Exercise aim –
Omit the pictures from the entries below and retype everything else exactly.

Records shown –
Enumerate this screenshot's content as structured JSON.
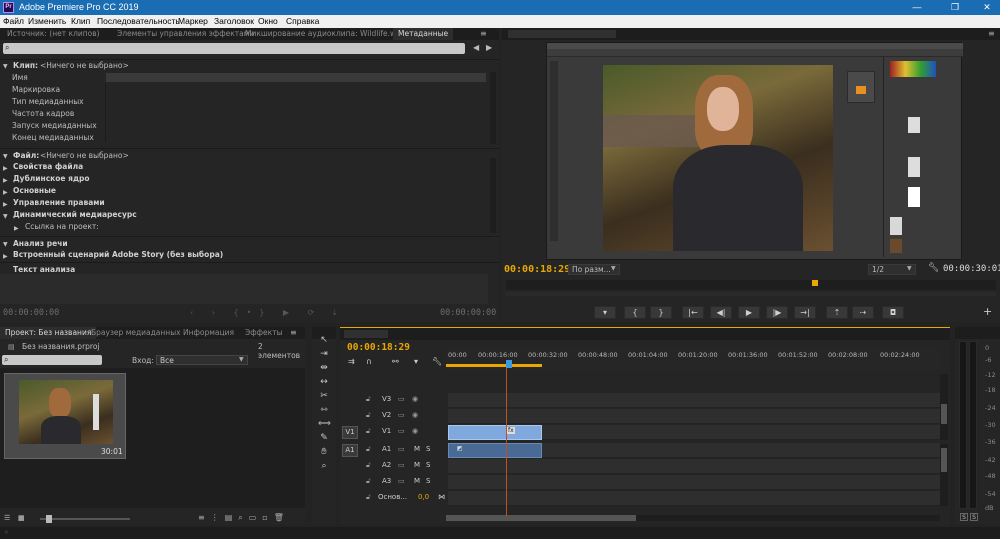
{
  "window": {
    "title": "Adobe Premiere Pro CC 2019",
    "logo": "Pr",
    "minimize": "—",
    "restore": "❐",
    "close": "✕"
  },
  "menu": [
    "Файл",
    "Изменить",
    "Клип",
    "Последовательность",
    "Маркер",
    "Заголовок",
    "Окно",
    "Справка"
  ],
  "source_panel": {
    "tabs": [
      "Источник: (нет клипов)",
      "Элементы управления эффектами",
      "Микширование аудиоклипа: Wildlife.wmv",
      "Метаданные"
    ],
    "search_placeholder": "",
    "clip_header": "Клип:",
    "clip_value": "<Ничего не выбрано>",
    "clip_fields": [
      "Имя",
      "Маркировка",
      "Тип медиаданных",
      "Частота кадров",
      "Запуск медиаданных",
      "Конец медиаданных"
    ],
    "file_header": "Файл:",
    "file_value": "<Ничего не выбрано>",
    "file_sections": [
      "Свойства файла",
      "Дублинское ядро",
      "Основные",
      "Управление правами",
      "Динамический медиаресурс"
    ],
    "project_link": "Ссылка на проект:",
    "speech_header": "Анализ речи",
    "story_script": "Встроенный сценарий Adobe Story (без выбора)",
    "text_analysis": "Текст анализа",
    "timecode_left": "00:00:00:00",
    "timecode_right": "00:00:00:00"
  },
  "program_monitor": {
    "timecode": "00:00:18:29",
    "fit": "По разм...",
    "resolution": "1/2",
    "duration": "00:00:30:01"
  },
  "project_panel": {
    "tabs": [
      "Проект: Без названия",
      "Браузер медиаданных",
      "Информация",
      "Эффекты"
    ],
    "file_name": "Без названия.prproj",
    "item_count": "2 элементов",
    "search_placeholder": "",
    "input_label": "Вход:",
    "input_value": "Все",
    "clip_duration": "30:01"
  },
  "timeline": {
    "timecode": "00:00:18:29",
    "ruler": [
      "00:00",
      "00:00:16:00",
      "00:00:32:00",
      "00:00:48:00",
      "00:01:04:00",
      "00:01:20:00",
      "00:01:36:00",
      "00:01:52:00",
      "00:02:08:00",
      "00:02:24:00"
    ],
    "video_tracks": [
      "V3",
      "V2",
      "V1"
    ],
    "audio_tracks": [
      "A1",
      "A2",
      "A3"
    ],
    "source_v": "V1",
    "source_a": "A1",
    "master_label": "Основ...",
    "master_value": "0,0",
    "mute": "M",
    "solo": "S",
    "clip_badge": "fx"
  },
  "audio_meter": {
    "labels": [
      "0",
      "-6",
      "-12",
      "-18",
      "-24",
      "-30",
      "-36",
      "-42",
      "-48",
      "-54",
      "dB"
    ],
    "solo_left": "S",
    "solo_right": "S"
  },
  "colors": {
    "accent_blue": "#1a6db3",
    "timecode_orange": "#e8a800",
    "timecode_blue": "#3b9ae8",
    "video_clip": "#7fa8dc",
    "audio_clip": "#4a6a96",
    "playhead": "#c0501f"
  }
}
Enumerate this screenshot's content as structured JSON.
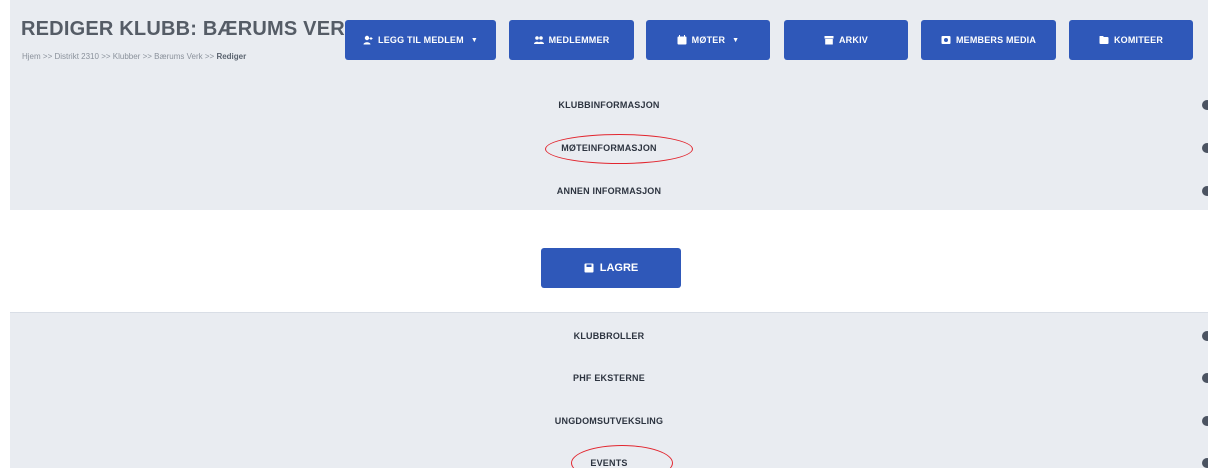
{
  "header": {
    "title": "REDIGER KLUBB: BÆRUMS VERK",
    "breadcrumb": [
      "Hjem",
      "Distrikt 2310",
      "Klubber",
      "Bærums Verk",
      "Rediger"
    ],
    "breadcrumb_sep": ">>"
  },
  "nav": {
    "add_member": "LEGG TIL MEDLEM",
    "members": "MEDLEMMER",
    "meetings": "MØTER",
    "archive": "ARKIV",
    "members_media": "MEMBERS MEDIA",
    "committees": "KOMITEER"
  },
  "sections_top": [
    "KLUBBINFORMASJON",
    "MØTEINFORMASJON",
    "ANNEN INFORMASJON"
  ],
  "save_label": "LAGRE",
  "sections_bottom": [
    "KLUBBROLLER",
    "PHF EKSTERNE",
    "UNGDOMSUTVEKSLING",
    "EVENTS"
  ],
  "colors": {
    "primary": "#2f58b9",
    "panel": "#e9ecf1",
    "annotation": "#e2262f"
  }
}
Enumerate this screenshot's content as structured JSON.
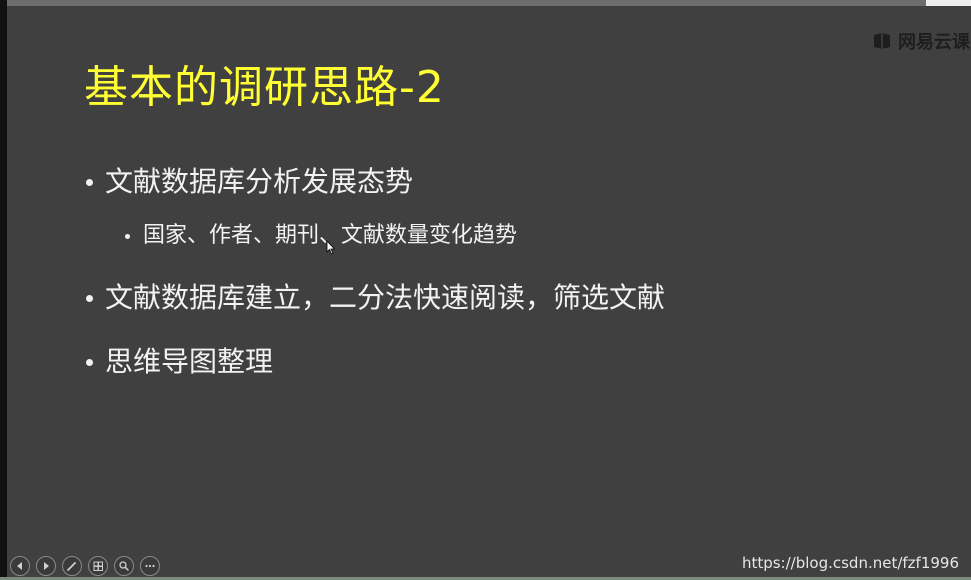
{
  "slide": {
    "title": "基本的调研思路-2",
    "bullets": [
      {
        "text": "文献数据库分析发展态势",
        "sub": [
          {
            "text": "国家、作者、期刊、文献数量变化趋势"
          }
        ]
      },
      {
        "text": "文献数据库建立，二分法快速阅读，筛选文献"
      },
      {
        "text": "思维导图整理"
      }
    ]
  },
  "watermark": {
    "text": "网易云课",
    "icon": "netease-cloud-class-logo-icon"
  },
  "footer": {
    "url": "https://blog.csdn.net/fzf1996"
  },
  "controls": [
    {
      "name": "previous-slide-button",
      "icon": "arrow-left-icon"
    },
    {
      "name": "next-slide-button",
      "icon": "arrow-right-icon"
    },
    {
      "name": "pen-tool-button",
      "icon": "pen-icon"
    },
    {
      "name": "slides-overview-button",
      "icon": "slides-icon"
    },
    {
      "name": "zoom-button",
      "icon": "magnifier-icon"
    },
    {
      "name": "more-options-button",
      "icon": "ellipsis-icon"
    }
  ],
  "colors": {
    "background": "#404040",
    "title": "#ffff33",
    "text": "#f2f2f2"
  }
}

Problem solution –
Enumerate this screenshot's content as structured JSON.
{
  "window": {
    "title": "Adobe Premiere Pro CC 2019",
    "logo": "Pr",
    "minimize": "—",
    "restore": "❐",
    "close": "✕"
  },
  "menu": [
    "Файл",
    "Изменить",
    "Клип",
    "Последовательность",
    "Маркер",
    "Заголовок",
    "Окно",
    "Справка"
  ],
  "source_panel": {
    "tabs": [
      "Источник: (нет клипов)",
      "Элементы управления эффектами",
      "Микширование аудиоклипа: Wildlife.wmv",
      "Метаданные"
    ],
    "search_placeholder": "",
    "clip_header": "Клип:",
    "clip_value": "<Ничего не выбрано>",
    "clip_fields": [
      "Имя",
      "Маркировка",
      "Тип медиаданных",
      "Частота кадров",
      "Запуск медиаданных",
      "Конец медиаданных"
    ],
    "file_header": "Файл:",
    "file_value": "<Ничего не выбрано>",
    "file_sections": [
      "Свойства файла",
      "Дублинское ядро",
      "Основные",
      "Управление правами",
      "Динамический медиаресурс"
    ],
    "project_link": "Ссылка на проект:",
    "speech_header": "Анализ речи",
    "story_script": "Встроенный сценарий Adobe Story (без выбора)",
    "text_analysis": "Текст анализа",
    "timecode_left": "00:00:00:00",
    "timecode_right": "00:00:00:00"
  },
  "program_monitor": {
    "timecode": "00:00:18:29",
    "fit": "По разм...",
    "resolution": "1/2",
    "duration": "00:00:30:01"
  },
  "project_panel": {
    "tabs": [
      "Проект: Без названия",
      "Браузер медиаданных",
      "Информация",
      "Эффекты"
    ],
    "file_name": "Без названия.prproj",
    "item_count": "2 элементов",
    "search_placeholder": "",
    "input_label": "Вход:",
    "input_value": "Все",
    "clip_duration": "30:01"
  },
  "timeline": {
    "timecode": "00:00:18:29",
    "ruler": [
      "00:00",
      "00:00:16:00",
      "00:00:32:00",
      "00:00:48:00",
      "00:01:04:00",
      "00:01:20:00",
      "00:01:36:00",
      "00:01:52:00",
      "00:02:08:00",
      "00:02:24:00"
    ],
    "video_tracks": [
      "V3",
      "V2",
      "V1"
    ],
    "audio_tracks": [
      "A1",
      "A2",
      "A3"
    ],
    "source_v": "V1",
    "source_a": "A1",
    "master_label": "Основ...",
    "master_value": "0,0",
    "mute": "M",
    "solo": "S",
    "clip_badge": "fx"
  },
  "audio_meter": {
    "labels": [
      "0",
      "-6",
      "-12",
      "-18",
      "-24",
      "-30",
      "-36",
      "-42",
      "-48",
      "-54",
      "dB"
    ],
    "solo_left": "S",
    "solo_right": "S"
  },
  "colors": {
    "accent_blue": "#1a6db3",
    "timecode_orange": "#e8a800",
    "timecode_blue": "#3b9ae8",
    "video_clip": "#7fa8dc",
    "audio_clip": "#4a6a96",
    "playhead": "#c0501f"
  }
}
Enumerate this screenshot's content as structured JSON.
{
  "header": {
    "title": "REDIGER KLUBB: BÆRUMS VERK",
    "breadcrumb": [
      "Hjem",
      "Distrikt 2310",
      "Klubber",
      "Bærums Verk",
      "Rediger"
    ],
    "breadcrumb_sep": ">>"
  },
  "nav": {
    "add_member": "LEGG TIL MEDLEM",
    "members": "MEDLEMMER",
    "meetings": "MØTER",
    "archive": "ARKIV",
    "members_media": "MEMBERS MEDIA",
    "committees": "KOMITEER"
  },
  "sections_top": [
    "KLUBBINFORMASJON",
    "MØTEINFORMASJON",
    "ANNEN INFORMASJON"
  ],
  "save_label": "LAGRE",
  "sections_bottom": [
    "KLUBBROLLER",
    "PHF EKSTERNE",
    "UNGDOMSUTVEKSLING",
    "EVENTS"
  ],
  "colors": {
    "primary": "#2f58b9",
    "panel": "#e9ecf1",
    "annotation": "#e2262f"
  }
}
Enumerate this screenshot's content as structured JSON.
{
  "slide": {
    "title": "基本的调研思路-2",
    "bullets": [
      {
        "text": "文献数据库分析发展态势",
        "sub": [
          {
            "text": "国家、作者、期刊、文献数量变化趋势"
          }
        ]
      },
      {
        "text": "文献数据库建立，二分法快速阅读，筛选文献"
      },
      {
        "text": "思维导图整理"
      }
    ]
  },
  "watermark": {
    "text": "网易云课",
    "icon": "netease-cloud-class-logo-icon"
  },
  "footer": {
    "url": "https://blog.csdn.net/fzf1996"
  },
  "controls": [
    {
      "name": "previous-slide-button",
      "icon": "arrow-left-icon"
    },
    {
      "name": "next-slide-button",
      "icon": "arrow-right-icon"
    },
    {
      "name": "pen-tool-button",
      "icon": "pen-icon"
    },
    {
      "name": "slides-overview-button",
      "icon": "slides-icon"
    },
    {
      "name": "zoom-button",
      "icon": "magnifier-icon"
    },
    {
      "name": "more-options-button",
      "icon": "ellipsis-icon"
    }
  ],
  "colors": {
    "background": "#404040",
    "title": "#ffff33",
    "text": "#f2f2f2"
  }
}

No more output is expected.